Paul Silvia has kindly handed over his Powerpoint presentation, with which the symposium on intelligence and creativity commenced, together with three key papers on which it was based.
This work has an interesting link with neuropsychological tests of fluency, in which patients are given one minute in which to say as many words as they can with the initial letters f, a, s (the initial word frequencies differ, though this is not usually analysed in clinical settings) and later within the categories of boy’s names and animals, and then alternating between fruits and furniture. You may say that none of these fluency tasks are very creative, but they share a common sub-component with the many creativity tests which use the “as many as possible” instruction. For example, in giving boy’s names should one try an alphabetic strategy or a friends and family strategy?

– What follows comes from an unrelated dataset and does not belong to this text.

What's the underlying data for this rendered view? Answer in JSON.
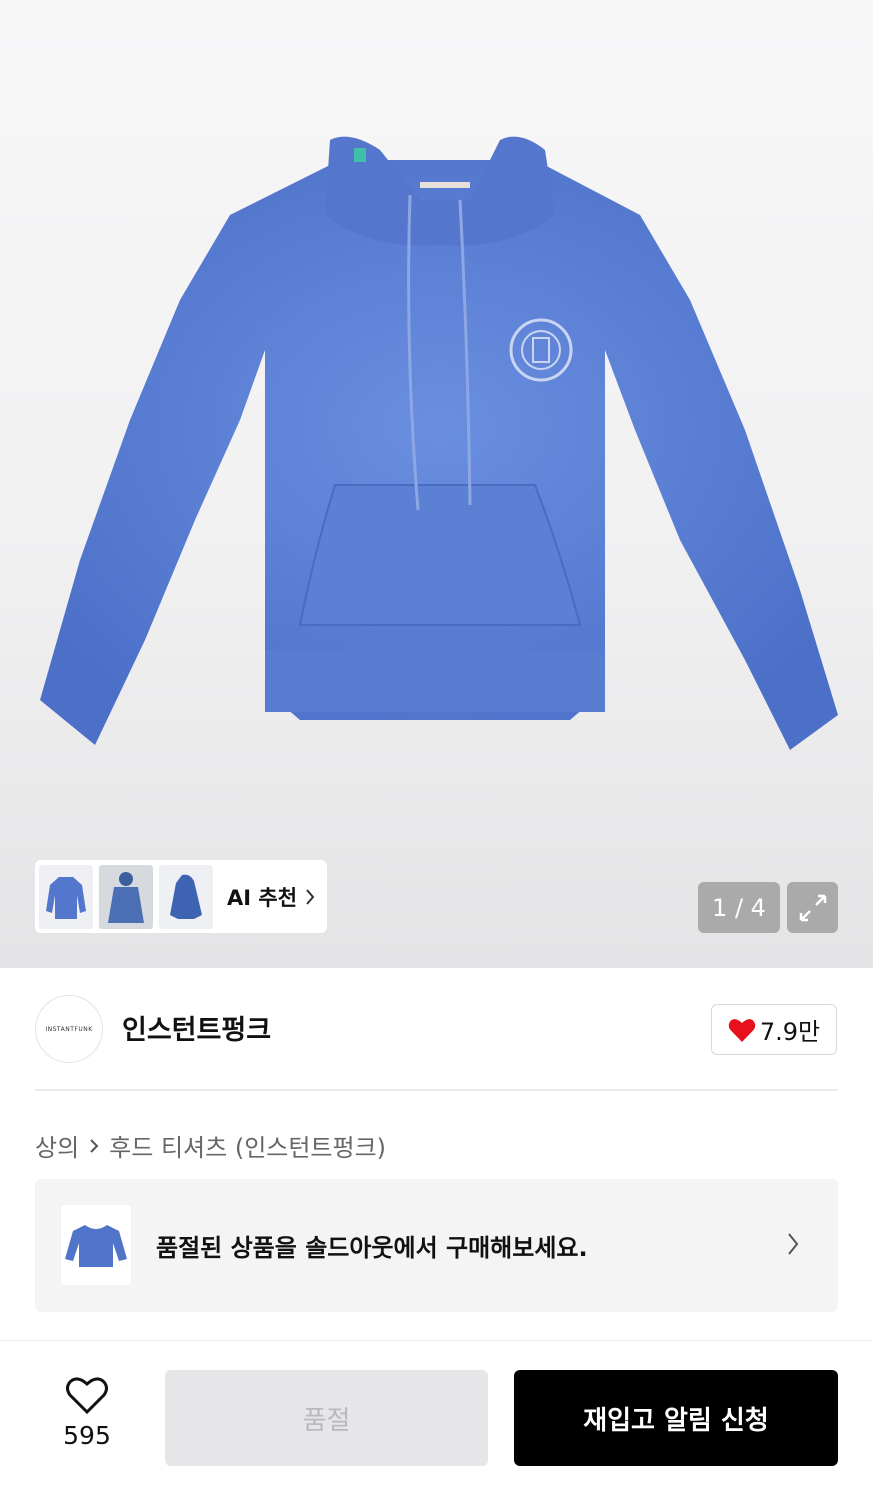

Silvia shows that cognitive abilities are heavily involved in creative thought, and I think it could be argued that any fluency task has some basic features in common with creativity tasks.